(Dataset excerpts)
+--

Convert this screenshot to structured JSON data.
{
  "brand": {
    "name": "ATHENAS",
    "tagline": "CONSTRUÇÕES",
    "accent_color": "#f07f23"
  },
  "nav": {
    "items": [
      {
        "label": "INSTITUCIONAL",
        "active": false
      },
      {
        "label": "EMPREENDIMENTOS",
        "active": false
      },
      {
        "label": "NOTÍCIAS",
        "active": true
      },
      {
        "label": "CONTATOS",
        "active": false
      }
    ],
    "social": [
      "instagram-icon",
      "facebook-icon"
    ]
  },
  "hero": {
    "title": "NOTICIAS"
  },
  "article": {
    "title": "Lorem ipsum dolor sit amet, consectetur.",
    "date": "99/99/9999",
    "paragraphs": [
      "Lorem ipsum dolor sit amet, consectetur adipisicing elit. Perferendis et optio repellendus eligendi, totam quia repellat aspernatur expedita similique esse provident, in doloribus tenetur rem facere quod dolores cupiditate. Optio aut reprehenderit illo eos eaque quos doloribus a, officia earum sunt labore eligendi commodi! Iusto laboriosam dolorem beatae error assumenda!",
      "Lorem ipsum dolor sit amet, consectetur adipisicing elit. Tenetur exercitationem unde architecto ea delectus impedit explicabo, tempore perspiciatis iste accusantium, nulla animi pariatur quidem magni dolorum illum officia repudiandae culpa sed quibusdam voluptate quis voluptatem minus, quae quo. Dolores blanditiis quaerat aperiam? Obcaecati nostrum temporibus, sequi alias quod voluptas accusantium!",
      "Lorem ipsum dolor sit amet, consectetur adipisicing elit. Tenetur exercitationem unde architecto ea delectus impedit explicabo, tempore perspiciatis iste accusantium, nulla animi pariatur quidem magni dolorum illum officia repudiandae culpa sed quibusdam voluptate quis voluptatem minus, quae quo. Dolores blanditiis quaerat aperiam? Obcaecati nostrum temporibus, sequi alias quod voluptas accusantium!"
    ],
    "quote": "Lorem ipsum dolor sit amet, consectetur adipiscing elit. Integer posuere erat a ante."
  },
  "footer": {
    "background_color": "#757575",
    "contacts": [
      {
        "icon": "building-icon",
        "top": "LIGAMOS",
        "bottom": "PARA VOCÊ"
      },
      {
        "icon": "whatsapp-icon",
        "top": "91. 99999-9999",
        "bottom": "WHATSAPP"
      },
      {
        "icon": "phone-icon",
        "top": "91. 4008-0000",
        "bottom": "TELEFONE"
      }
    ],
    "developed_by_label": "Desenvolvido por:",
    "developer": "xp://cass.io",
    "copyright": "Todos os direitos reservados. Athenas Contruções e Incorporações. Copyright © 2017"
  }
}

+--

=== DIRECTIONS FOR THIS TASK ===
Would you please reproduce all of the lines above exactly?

=== YOUR RESPONSE ===
Convert this screenshot to structured JSON data.
{
  "brand": {
    "name": "ATHENAS",
    "tagline": "CONSTRUÇÕES",
    "accent_color": "#f07f23"
  },
  "nav": {
    "items": [
      {
        "label": "INSTITUCIONAL",
        "active": false
      },
      {
        "label": "EMPREENDIMENTOS",
        "active": false
      },
      {
        "label": "NOTÍCIAS",
        "active": true
      },
      {
        "label": "CONTATOS",
        "active": false
      }
    ],
    "social": [
      "instagram-icon",
      "facebook-icon"
    ]
  },
  "hero": {
    "title": "NOTICIAS"
  },
  "article": {
    "title": "Lorem ipsum dolor sit amet, consectetur.",
    "date": "99/99/9999",
    "paragraphs": [
      "Lorem ipsum dolor sit amet, consectetur adipisicing elit. Perferendis et optio repellendus eligendi, totam quia repellat aspernatur expedita similique esse provident, in doloribus tenetur rem facere quod dolores cupiditate. Optio aut reprehenderit illo eos eaque quos doloribus a, officia earum sunt labore eligendi commodi! Iusto laboriosam dolorem beatae error assumenda!",
      "Lorem ipsum dolor sit amet, consectetur adipisicing elit. Tenetur exercitationem unde architecto ea delectus impedit explicabo, tempore perspiciatis iste accusantium, nulla animi pariatur quidem magni dolorum illum officia repudiandae culpa sed quibusdam voluptate quis voluptatem minus, quae quo. Dolores blanditiis quaerat aperiam? Obcaecati nostrum temporibus, sequi alias quod voluptas accusantium!",
      "Lorem ipsum dolor sit amet, consectetur adipisicing elit. Tenetur exercitationem unde architecto ea delectus impedit explicabo, tempore perspiciatis iste accusantium, nulla animi pariatur quidem magni dolorum illum officia repudiandae culpa sed quibusdam voluptate quis voluptatem minus, quae quo. Dolores blanditiis quaerat aperiam? Obcaecati nostrum temporibus, sequi alias quod voluptas accusantium!"
    ],
    "quote": "Lorem ipsum dolor sit amet, consectetur adipiscing elit. Integer posuere erat a ante."
  },
  "footer": {
    "background_color": "#757575",
    "contacts": [
      {
        "icon": "building-icon",
        "top": "LIGAMOS",
        "bottom": "PARA VOCÊ"
      },
      {
        "icon": "whatsapp-icon",
        "top": "91. 99999-9999",
        "bottom": "WHATSAPP"
      },
      {
        "icon": "phone-icon",
        "top": "91. 4008-0000",
        "bottom": "TELEFONE"
      }
    ],
    "developed_by_label": "Desenvolvido por:",
    "developer": "xp://cass.io",
    "copyright": "Todos os direitos reservados. Athenas Contruções e Incorporações. Copyright © 2017"
  }
}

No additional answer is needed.